A Board Game Purchase is an Investment in Family
I think most of us can safely say that mass market games are boring, tedious, and quite often, not at all fun.
How many times have you had to grin and bear a round of Candy Land with your 5-year-old? Boggle with the grandparents? Yet another over-hyped IP version of Monopoly or Trivial Pursuit with your pre-teen?
I mean, we all love those little Pocket Monsters, but even Pokémon Monopoly is still Monopoly. And we all know where that leads…
We hate taxes, too, kid.
And yet, there is plenty of evidence that playing board games is a worthwhile endeavor that gives families time to connect and enjoy one another’s company. Just a few of the benefits of board games include increases in mental response time, reduction in stress, and boosting children’s cognitive development.
Don’t know what to play?
Mass market games like Yahtzee and Connect Four are great introductions to games and can provide moderate entertainment for people of different ages and backgrounds. Sadly, the replayability of these games is low. This is why they spend more time collecting dust on a shelf than on the kitchen table.
And with the advent of more and more complex digital (video) games requiring significant thought, dexterity, and problem solving capabilities, most children and young adults aren’t going to tolerate repetitive, roll-and-move board games relying on dice rolls and luck with minimal mental challenge.
This is where the board game industry answers with hundreds, perhaps thousands, of well designed, thoughtful, entertaining and engaging games that offer hundreds of hours of play time and significant replayability – which means more time on the table and less time in a closet.
You tried to forget the closet of shame, didn't you?
But I don’t know where to start? There’s so many!
We get it. Looking at many of these new “designer” games can be daunting. Rule books can be large and overwhelming. The game pieces are often numerous. They require an investment in time, both physical and mental, to learn to play. But that shouldn’t deter you from rolling your sleeves up and digging in.
There are games designed to ease you into this new-found world.
In the board game industry we often refer to certain titles as gateway games. These games are comparatively simple and appeal to a wide range of players regardless of age or ability. Once you’ve sunk your teeth into many of these titles, you’ll generally find learning more complex games to be much less painful.
One of the most widely known gateway games is Ticket to Ride. With its colorful trains and easy to learn rules system, players will find it highly approachable. The replayability of Ticket to Ride is high and most people enjoy the mild complexity and exciting challenge of placing train cars to complete routes and score points. Everyone from young children to seasoned board gamers can find something to like about Ticket to Ride.

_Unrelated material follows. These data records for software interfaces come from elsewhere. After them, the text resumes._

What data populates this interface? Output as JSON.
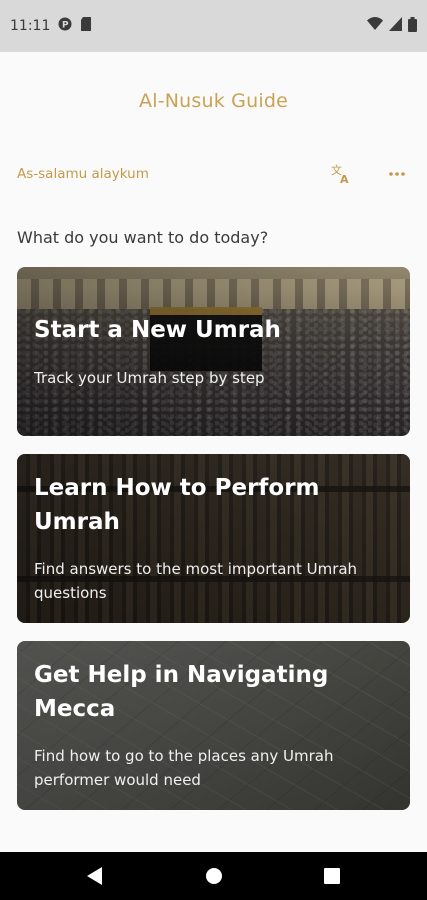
{
  "status_bar": {
    "time": "11:11",
    "icons": [
      "notification-p-icon",
      "sd-card-icon",
      "wifi-icon",
      "signal-icon",
      "battery-icon"
    ]
  },
  "app": {
    "title": "Al-Nusuk Guide",
    "accent_color": "#c9a255"
  },
  "header": {
    "greeting": "As-salamu alaykum",
    "actions": [
      "translate-icon",
      "more-icon"
    ]
  },
  "main": {
    "prompt": "What do you want to do today?",
    "cards": [
      {
        "title": "Start a New Umrah",
        "description": "Track your Umrah step by step",
        "image": "kaaba-crowd-image"
      },
      {
        "title": "Learn How to Perform Umrah",
        "description": "Find answers to the most important Umrah questions",
        "image": "library-books-image"
      },
      {
        "title": "Get Help in Navigating Mecca",
        "description": "Find how to go to the places any Umrah performer would need",
        "image": "map-image"
      }
    ]
  },
  "nav": {
    "buttons": [
      "back-icon",
      "home-icon",
      "recents-icon"
    ]
  }
}
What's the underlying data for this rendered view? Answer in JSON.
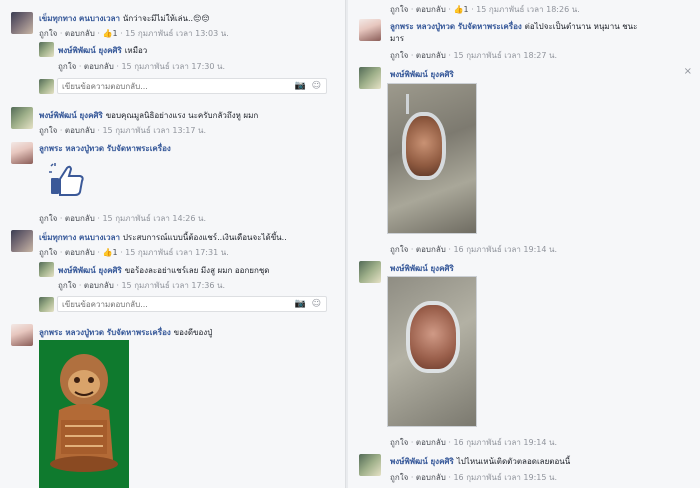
{
  "left": {
    "c1": {
      "name": "เข็มทุกทาง ฅนบางเวลา",
      "text": "นักว่าจะมีไม่ให้เล่น..😔😔",
      "like": "ถูกใจ",
      "reply": "ตอบกลับ",
      "likes": "1",
      "time": "15 กุมภาพันธ์ เวลา 13:03 น."
    },
    "c1r": {
      "name": "พงษ์พิพัฒน์ ยุงคศิริ",
      "text": "เหมือว",
      "like": "ถูกใจ",
      "reply": "ตอบกลับ",
      "time": "15 กุมภาพันธ์ เวลา 17:30 น."
    },
    "box1": {
      "placeholder": "เขียนข้อความตอบกลับ..."
    },
    "c2": {
      "name": "พงษ์พิพัฒน์ ยุงคศิริ",
      "text": "ขอบคุณมูลนิธิอย่างแรง นะครับกลัวถึงหู ผมก",
      "like": "ถูกใจ",
      "reply": "ตอบกลับ",
      "time": "15 กุมภาพันธ์ เวลา 13:17 น."
    },
    "c3": {
      "name": "ลูกพระ หลวงปู่ทวด รับจัดหาพระเครื่อง",
      "like": "ถูกใจ",
      "reply": "ตอบกลับ",
      "time": "15 กุมภาพันธ์ เวลา 14:26 น."
    },
    "c4": {
      "name": "เข็มทุกทาง ฅนบางเวลา",
      "text": "ประสบการณ์แบบนี้ต้องแชร์..เงินเดือนจะได้ขึ้น..",
      "like": "ถูกใจ",
      "reply": "ตอบกลับ",
      "likes": "1",
      "time": "15 กุมภาพันธ์ เวลา 17:31 น."
    },
    "c4r": {
      "name": "พงษ์พิพัฒน์ ยุงคศิริ",
      "text": "ขอร้องละอย่าแชร์เลย มีงสู ผมก ออกยกชุด",
      "like": "ถูกใจ",
      "reply": "ตอบกลับ",
      "time": "15 กุมภาพันธ์ เวลา 17:36 น."
    },
    "box2": {
      "placeholder": "เขียนข้อความตอบกลับ..."
    },
    "c5": {
      "name": "ลูกพระ หลวงปู่ทวด รับจัดหาพระเครื่อง",
      "text": "ของดีของปู่"
    }
  },
  "right": {
    "top": {
      "like": "ถูกใจ",
      "reply": "ตอบกลับ",
      "likes": "1",
      "time": "15 กุมภาพันธ์ เวลา 18:26 น."
    },
    "c1": {
      "name": "ลูกพระ หลวงปู่ทวด รับจัดหาพระเครื่อง",
      "text": "ต่อไปจะเป็นตำนาน หนุมาน ชนะ",
      "text2": "มาร",
      "like": "ถูกใจ",
      "reply": "ตอบกลับ",
      "time": "15 กุมภาพันธ์ เวลา 18:27 น."
    },
    "c2": {
      "name": "พงษ์พิพัฒน์ ยุงคศิริ",
      "like": "ถูกใจ",
      "reply": "ตอบกลับ",
      "time": "16 กุมภาพันธ์ เวลา 19:14 น."
    },
    "c3": {
      "name": "พงษ์พิพัฒน์ ยุงคศิริ",
      "like": "ถูกใจ",
      "reply": "ตอบกลับ",
      "time": "16 กุมภาพันธ์ เวลา 19:14 น."
    },
    "c4": {
      "name": "พงษ์พิพัฒน์ ยุงคศิริ",
      "text": "ไปไหนเหน้เติดตัวตลอดเลยตอนนี้",
      "like": "ถูกใจ",
      "reply": "ตอบกลับ",
      "time": "16 กุมภาพันธ์ เวลา 19:15 น."
    },
    "close": "×"
  },
  "icons": {
    "like": "thumbs-up-icon",
    "camera": "camera-icon",
    "emoji": "smiley-icon"
  },
  "colors": {
    "link": "#365899",
    "meta": "#90949c",
    "like": "#4267b2",
    "bg": "#f6f7f9"
  }
}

Other games that may appeal to players who want a casual challenge include:
Point Salad – in which you use vegetables to build salads and win points
Sushi Go! – A thematic set collection card game where you grab pieces of sushi to make the best combinations to score points
Codenames – a party game based on one-word clues and deduction to find the spy and avoid the assassin
King of Tokyo – A dice rolling and card drafting push your luck game in which players compete to be king of the hill
Sagrada – Carefully place dice and win points to create beautiful stained-glass windows
Is your family too competitively cut-throat? Try a cooperative board game like Pandemic instead! In cooperative games, your group of players play against the game to try and win as a team!
Still confused by a game?
There are numerous friendly faces on YouTube willing to teach you how to play with tutorials, walk-throughs and reviews. We try to include video reviews for each game we have for purchase at Roll2Learn, but even that’s simply scratching the surface. Just type in the name of a game in the YouTube search bar and you’ll find dozens of explanatory videos at your disposal.
Remember, it’s all about finding games that will appeal to your family. Everyone is different. Look for meaningful ways to connect using similar interests, play styles and game length preferences.